[Work instructions] If a line in the entries includes "Theo", show that line.

● ● ● ● ●

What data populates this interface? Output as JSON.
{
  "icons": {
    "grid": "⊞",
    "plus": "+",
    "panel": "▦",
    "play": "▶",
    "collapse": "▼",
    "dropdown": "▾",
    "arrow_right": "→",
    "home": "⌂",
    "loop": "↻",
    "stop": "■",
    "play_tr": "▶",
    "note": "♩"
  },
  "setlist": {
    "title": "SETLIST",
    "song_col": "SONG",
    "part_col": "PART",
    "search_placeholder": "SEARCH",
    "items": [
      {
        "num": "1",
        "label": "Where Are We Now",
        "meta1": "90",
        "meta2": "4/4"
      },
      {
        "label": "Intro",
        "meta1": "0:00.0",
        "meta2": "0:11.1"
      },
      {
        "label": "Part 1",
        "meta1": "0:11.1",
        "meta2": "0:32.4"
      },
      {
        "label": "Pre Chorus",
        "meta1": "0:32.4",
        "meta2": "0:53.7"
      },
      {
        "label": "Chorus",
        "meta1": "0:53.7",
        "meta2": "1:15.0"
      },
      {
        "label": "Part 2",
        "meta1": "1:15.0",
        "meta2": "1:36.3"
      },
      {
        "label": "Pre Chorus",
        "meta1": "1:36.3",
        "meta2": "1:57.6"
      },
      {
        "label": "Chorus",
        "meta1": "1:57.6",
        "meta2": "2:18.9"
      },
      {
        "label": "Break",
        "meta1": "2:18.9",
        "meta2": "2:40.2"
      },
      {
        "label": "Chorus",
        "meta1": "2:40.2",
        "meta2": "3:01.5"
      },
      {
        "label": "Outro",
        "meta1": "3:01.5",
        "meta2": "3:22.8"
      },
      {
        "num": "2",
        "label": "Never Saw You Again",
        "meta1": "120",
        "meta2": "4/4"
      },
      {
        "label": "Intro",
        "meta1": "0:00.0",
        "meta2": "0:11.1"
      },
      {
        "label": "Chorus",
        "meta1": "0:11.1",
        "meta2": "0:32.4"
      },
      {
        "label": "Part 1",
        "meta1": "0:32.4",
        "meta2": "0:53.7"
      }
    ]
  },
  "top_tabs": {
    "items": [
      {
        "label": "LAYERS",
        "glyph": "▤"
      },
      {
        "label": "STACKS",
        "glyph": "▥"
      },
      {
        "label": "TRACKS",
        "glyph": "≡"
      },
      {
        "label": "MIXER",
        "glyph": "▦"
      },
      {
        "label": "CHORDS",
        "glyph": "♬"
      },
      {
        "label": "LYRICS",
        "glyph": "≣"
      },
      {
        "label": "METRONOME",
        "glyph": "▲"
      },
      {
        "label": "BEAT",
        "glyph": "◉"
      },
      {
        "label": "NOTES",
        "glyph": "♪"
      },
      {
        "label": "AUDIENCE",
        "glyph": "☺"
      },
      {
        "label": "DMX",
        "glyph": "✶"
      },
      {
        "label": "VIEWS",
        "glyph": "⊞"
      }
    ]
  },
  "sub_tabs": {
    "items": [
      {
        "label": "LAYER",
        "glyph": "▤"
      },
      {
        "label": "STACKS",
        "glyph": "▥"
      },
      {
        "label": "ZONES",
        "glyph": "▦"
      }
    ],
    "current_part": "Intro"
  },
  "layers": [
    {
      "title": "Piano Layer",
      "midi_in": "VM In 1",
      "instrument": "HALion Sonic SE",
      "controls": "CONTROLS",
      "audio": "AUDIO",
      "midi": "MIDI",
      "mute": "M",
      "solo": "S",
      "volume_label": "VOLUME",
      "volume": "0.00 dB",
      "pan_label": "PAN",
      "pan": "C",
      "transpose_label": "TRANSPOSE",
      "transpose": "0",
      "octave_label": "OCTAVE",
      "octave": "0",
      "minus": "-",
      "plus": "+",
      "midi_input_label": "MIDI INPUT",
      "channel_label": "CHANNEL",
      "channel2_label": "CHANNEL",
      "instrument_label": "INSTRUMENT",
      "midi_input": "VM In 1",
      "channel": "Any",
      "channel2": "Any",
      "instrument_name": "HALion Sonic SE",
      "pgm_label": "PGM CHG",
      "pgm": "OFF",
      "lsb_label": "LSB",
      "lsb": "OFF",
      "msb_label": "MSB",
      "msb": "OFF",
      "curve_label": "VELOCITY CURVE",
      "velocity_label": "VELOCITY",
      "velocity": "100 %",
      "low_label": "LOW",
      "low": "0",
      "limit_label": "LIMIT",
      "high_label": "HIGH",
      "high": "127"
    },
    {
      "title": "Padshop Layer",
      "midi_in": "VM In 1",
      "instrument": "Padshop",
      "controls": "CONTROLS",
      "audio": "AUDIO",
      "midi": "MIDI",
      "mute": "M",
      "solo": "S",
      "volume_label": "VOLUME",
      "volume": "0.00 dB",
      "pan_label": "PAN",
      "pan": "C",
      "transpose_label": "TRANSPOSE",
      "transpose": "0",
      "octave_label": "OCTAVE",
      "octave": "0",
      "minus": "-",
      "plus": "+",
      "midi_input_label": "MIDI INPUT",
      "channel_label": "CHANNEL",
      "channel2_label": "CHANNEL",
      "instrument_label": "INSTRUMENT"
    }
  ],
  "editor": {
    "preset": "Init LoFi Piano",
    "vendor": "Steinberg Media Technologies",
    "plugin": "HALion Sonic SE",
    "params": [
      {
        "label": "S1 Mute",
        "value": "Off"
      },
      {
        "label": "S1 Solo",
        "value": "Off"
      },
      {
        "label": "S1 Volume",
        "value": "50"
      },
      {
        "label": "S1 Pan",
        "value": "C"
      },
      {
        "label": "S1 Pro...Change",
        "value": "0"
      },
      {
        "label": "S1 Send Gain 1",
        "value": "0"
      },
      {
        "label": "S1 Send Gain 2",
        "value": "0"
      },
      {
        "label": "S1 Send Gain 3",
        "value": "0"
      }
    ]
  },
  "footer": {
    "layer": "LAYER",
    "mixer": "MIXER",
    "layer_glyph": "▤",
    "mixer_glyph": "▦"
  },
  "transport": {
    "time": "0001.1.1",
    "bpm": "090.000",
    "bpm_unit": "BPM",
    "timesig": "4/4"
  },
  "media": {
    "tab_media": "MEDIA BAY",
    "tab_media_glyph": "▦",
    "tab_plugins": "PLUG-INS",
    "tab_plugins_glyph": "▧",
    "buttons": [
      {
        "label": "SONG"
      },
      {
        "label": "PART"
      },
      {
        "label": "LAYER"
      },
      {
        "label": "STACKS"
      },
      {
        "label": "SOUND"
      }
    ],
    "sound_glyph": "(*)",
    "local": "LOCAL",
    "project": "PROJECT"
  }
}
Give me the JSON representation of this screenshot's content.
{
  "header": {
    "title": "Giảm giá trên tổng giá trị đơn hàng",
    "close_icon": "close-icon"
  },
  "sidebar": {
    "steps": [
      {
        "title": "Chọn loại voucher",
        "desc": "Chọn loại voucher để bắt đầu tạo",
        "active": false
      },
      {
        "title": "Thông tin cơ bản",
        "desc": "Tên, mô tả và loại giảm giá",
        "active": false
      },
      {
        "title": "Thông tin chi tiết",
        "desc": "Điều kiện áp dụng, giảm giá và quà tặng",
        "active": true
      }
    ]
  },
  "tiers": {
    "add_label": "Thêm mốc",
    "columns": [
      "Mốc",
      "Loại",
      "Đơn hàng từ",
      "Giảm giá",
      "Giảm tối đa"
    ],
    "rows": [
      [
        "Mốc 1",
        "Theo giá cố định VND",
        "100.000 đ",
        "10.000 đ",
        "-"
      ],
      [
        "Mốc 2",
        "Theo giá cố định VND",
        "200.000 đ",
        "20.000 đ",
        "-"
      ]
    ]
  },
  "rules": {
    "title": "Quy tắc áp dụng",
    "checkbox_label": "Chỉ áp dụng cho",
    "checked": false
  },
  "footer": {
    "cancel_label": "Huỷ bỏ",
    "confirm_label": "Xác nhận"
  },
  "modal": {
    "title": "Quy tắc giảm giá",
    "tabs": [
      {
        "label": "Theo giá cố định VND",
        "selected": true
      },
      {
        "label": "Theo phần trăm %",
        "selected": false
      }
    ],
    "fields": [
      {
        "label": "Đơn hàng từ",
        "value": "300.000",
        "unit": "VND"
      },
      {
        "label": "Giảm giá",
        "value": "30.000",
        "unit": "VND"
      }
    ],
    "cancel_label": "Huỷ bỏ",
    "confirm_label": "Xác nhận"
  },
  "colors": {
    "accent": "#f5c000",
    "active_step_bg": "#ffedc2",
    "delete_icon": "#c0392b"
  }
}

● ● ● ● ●

[Response for this exercise]
        "Theo giá cố định VND",
        "Theo giá cố định VND",
        "label": "Theo giá cố định VND",
        "label": "Theo phần trăm %",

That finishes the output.